Scalia preceded the Walker cite with this thesis sentence:
Another development over the past half‐century that deters civil rights violations is the increasing professionalism of police forces, including a new emphasis on internal discipline.
Walker tells me he learned that Scalia had cited his work, “to my horror.”
Walker adds, “Scalia turned my research completely on its head. My point was that these reforms came about because the courts, specifically the Warren Court, forced the police to institute better procedures with judicial oversight. Scalia now wants to take that oversight away.”
Walker says political leadership, internal procedures, media oversight, and public pressure are all necessary to ensure civil liberties, but that judicial oversight is extremely important as well, and that Scalia misused his scholarship to imply that Walker supports a diminishing role for the courts.
Walker also says his research focused on conventional policing, not drug policing. The latter, he says, “is a special kind of policing,” and says he would agree that the direction of drug policing of late (which of course was what the Hudson case is all about) does raise significant civil liberties concerns. One might also note that Walker’s research for that particular book ended in 1990, sixteen years ago.
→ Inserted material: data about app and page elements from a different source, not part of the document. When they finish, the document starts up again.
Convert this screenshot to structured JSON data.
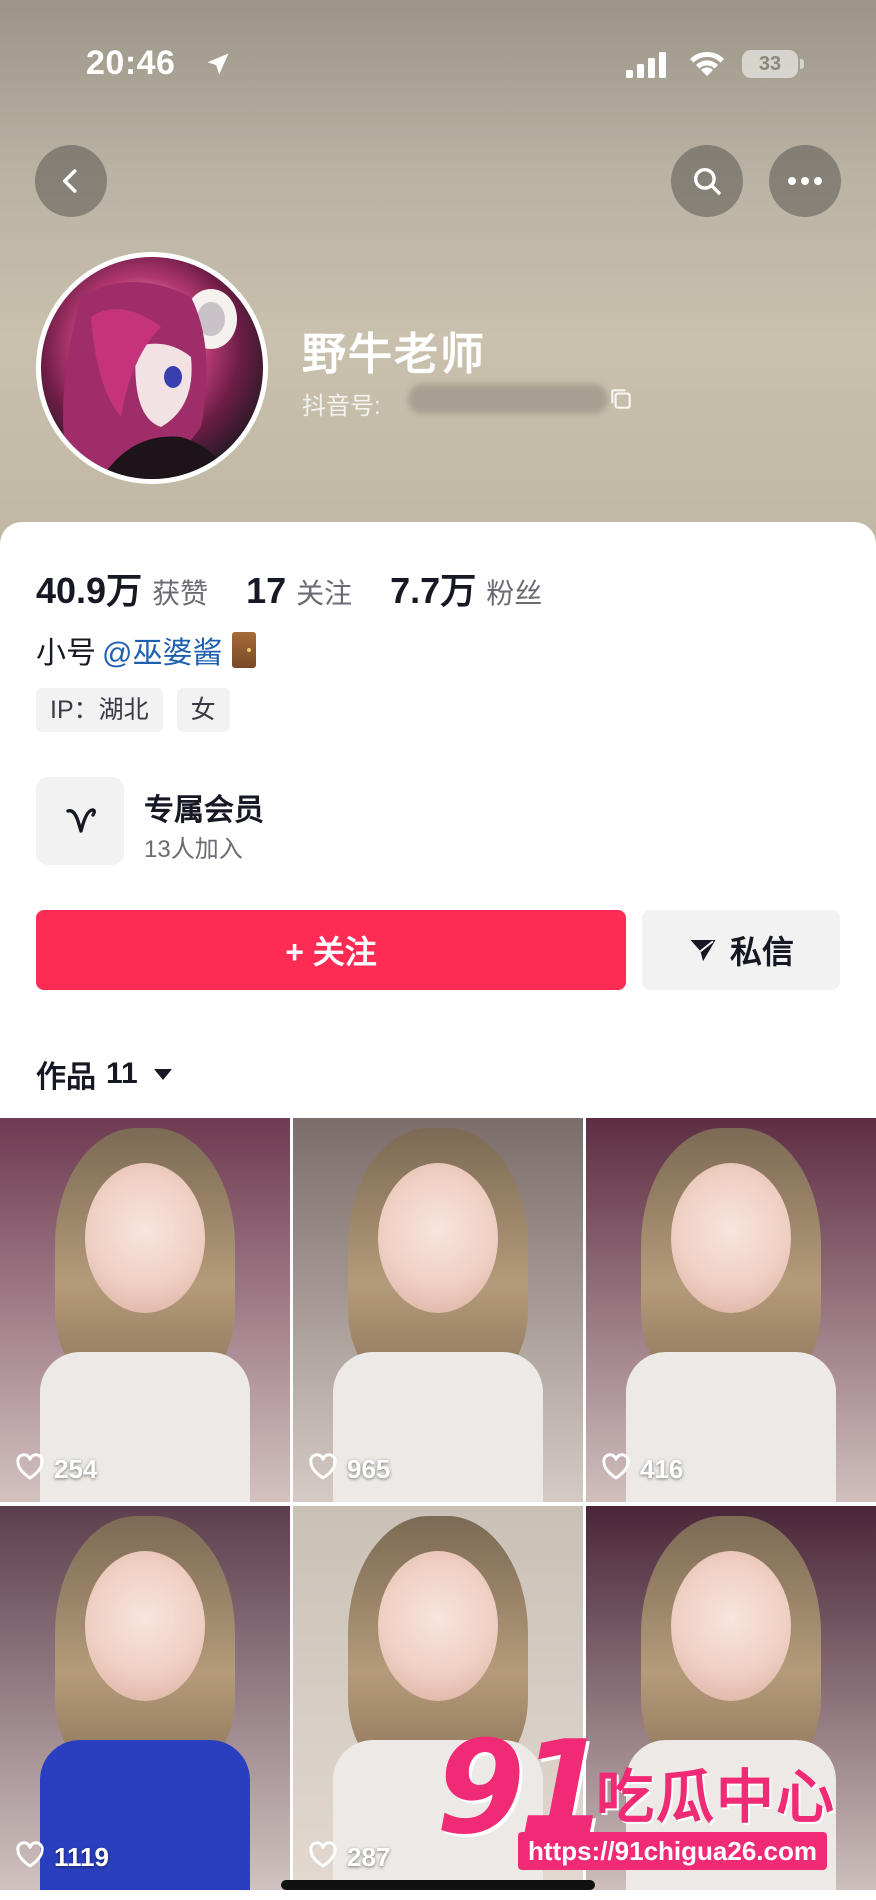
{
  "status_bar": {
    "time": "20:46",
    "battery": "33"
  },
  "profile": {
    "name": "野牛老师",
    "douyin_id_label": "抖音号:"
  },
  "stats": [
    {
      "value": "40.9万",
      "label": "获赞"
    },
    {
      "value": "17",
      "label": "关注"
    },
    {
      "value": "7.7万",
      "label": "粉丝"
    }
  ],
  "alt_account": {
    "prefix": "小号",
    "mention": "@巫婆酱"
  },
  "tags": [
    "IP：湖北",
    "女"
  ],
  "membership": {
    "title": "专属会员",
    "subtitle": "13人加入"
  },
  "actions": {
    "follow": "+ 关注",
    "message": "私信"
  },
  "works_tab": {
    "label": "作品",
    "count": "11"
  },
  "videos": [
    {
      "likes": "254",
      "bg": "#6f3a52"
    },
    {
      "likes": "965",
      "bg": "#7b6d6a"
    },
    {
      "likes": "416",
      "bg": "#5e2d43"
    },
    {
      "likes": "1119",
      "bg": "#5d3e4e"
    },
    {
      "likes": "287",
      "bg": "#c9c1b6"
    },
    {
      "likes": "",
      "bg": "#4a2638"
    }
  ],
  "watermark": {
    "number": "91",
    "text": "吃瓜中心",
    "url": "https://91chigua26.com"
  },
  "colors": {
    "accent": "#fe2c55",
    "link": "#1f5fb0",
    "watermark": "#f12a75"
  }
}
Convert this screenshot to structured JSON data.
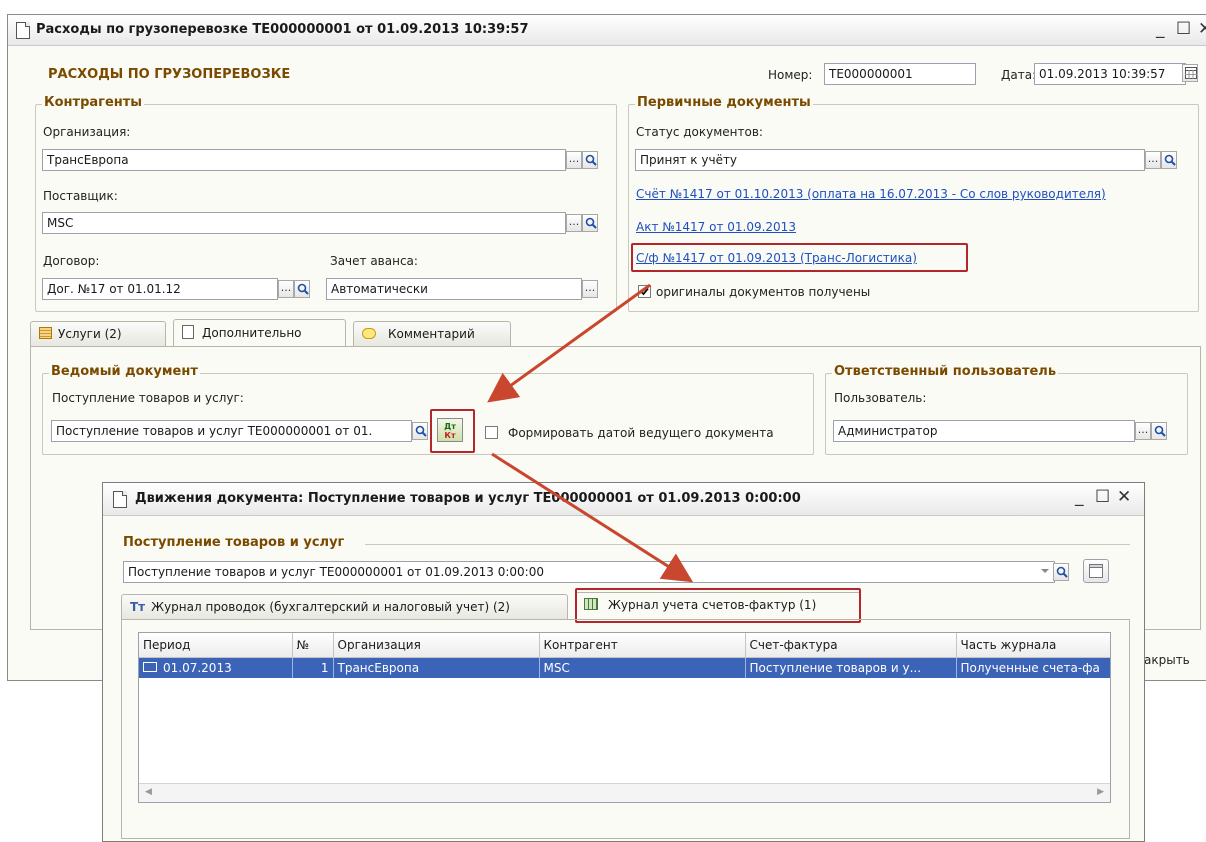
{
  "main_window": {
    "title": "Расходы по грузоперевозке ТЕ000000001 от 01.09.2013 10:39:57",
    "heading": "РАСХОДЫ ПО ГРУЗОПЕРЕВОЗКЕ",
    "number_label": "Номер:",
    "number_value": "ТЕ000000001",
    "date_label": "Дата:",
    "date_value": "01.09.2013 10:39:57",
    "counterparties": {
      "title": "Контрагенты",
      "org_label": "Организация:",
      "org_value": "ТрансЕвропа",
      "supplier_label": "Поставщик:",
      "supplier_value": "MSC",
      "contract_label": "Договор:",
      "contract_value": "Дог. №17 от 01.01.12",
      "advance_label": "Зачет аванса:",
      "advance_value": "Автоматически"
    },
    "primary_docs": {
      "title": "Первичные документы",
      "status_label": "Статус документов:",
      "status_value": "Принят к учёту",
      "link_invoice": "Счёт №1417 от 01.10.2013 (оплата на 16.07.2013 - Со слов руководителя)",
      "link_act": "Акт №1417 от 01.09.2013",
      "link_sf": "С/ф №1417 от 01.09.2013  (Транс-Логистика)",
      "originals_label": "оригиналы документов получены"
    },
    "tabs": [
      "Услуги (2)",
      "Дополнительно",
      "Комментарий"
    ],
    "led_doc": {
      "title": "Ведомый документ",
      "label": "Поступление товаров и услуг:",
      "value": "Поступление товаров и услуг ТЕ000000001 от 01.",
      "dtkt_top": "Дт",
      "dtkt_bottom": "Кт",
      "form_by_date_label": "Формировать датой ведущего документа"
    },
    "responsible": {
      "title": "Ответственный пользователь",
      "label": "Пользователь:",
      "value": "Администратор"
    },
    "close_partial": "акрыть"
  },
  "movements_window": {
    "title": "Движения документа: Поступление товаров и услуг ТЕ000000001 от 01.09.2013 0:00:00",
    "section_title": "Поступление товаров и услуг",
    "doc_value": "Поступление товаров и услуг ТЕ000000001 от 01.09.2013 0:00:00",
    "tabs": [
      "Журнал проводок (бухгалтерский и налоговый учет) (2)",
      "Журнал учета счетов-фактур (1)"
    ],
    "table": {
      "columns": [
        "Период",
        "№",
        "Организация",
        "Контрагент",
        "Счет-фактура",
        "Часть журнала"
      ],
      "rows": [
        [
          "01.07.2013",
          "1",
          "ТрансЕвропа",
          "MSC",
          "Поступление товаров и у...",
          "Полученные счета-фа"
        ]
      ]
    }
  },
  "colors": {
    "accent_brown": "#7a4a00",
    "link_blue": "#1f4fc1",
    "highlight_red": "#b3262c",
    "selection_blue": "#3b63b7"
  }
}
Congressional Quarterly reports that the attack on 527 groups has ground to a halt. As you recall, 527s are organizations created by the tax code. They are used to raise and spend money on elections campaigns. 527s have to disclose their contributions, but they are not bound by other aspects of federal campaign finance law, most notably, contribution limits. 527s helped John Kerry a lot in 2004. House Republicans, though having opposed restrictions on campaign finance for years, have been trying to eliminate 527s since the 2004 campaign. Earlier this year, it looked like they might do so.
Now things look better for those of us concerned with free speech. The House remains eager to get rid of 527s (as part of a “lobbying reform” bill), but the Senate will not go along. Why not? Senate Democrats know what’s up, and with the exception of Russ Feingold, might vote against a lobbying bill that eliminates 527s. So that’s 44 votes against the bill. Seven Senate Republicans also told their leader, Sen. Frist:
As Republicans, we strongly believe in freedom, including freedom of expression and association. We campaigned for office on the principles of a limited and constitutional government. As elected officials we took an oath of office to “support this Constitution.” The First Amendment’s dictates are a model of clarity: “Congress shall make no law… abridging the freedom of speech.” Yet the House of Representatives approved a bill (H.R. 513) that proposes new restrictions on speech about politicians and policies to be enforced under the threat of criminal penalties.
The seven Republicans then threatened to support a Democratic filibuster against the lobbying bill. Who knows? Those 7 plus the Democrats might even make up a majority in the Senate?
So partisanship and principle have worked together well to protect freedom of speech. For now.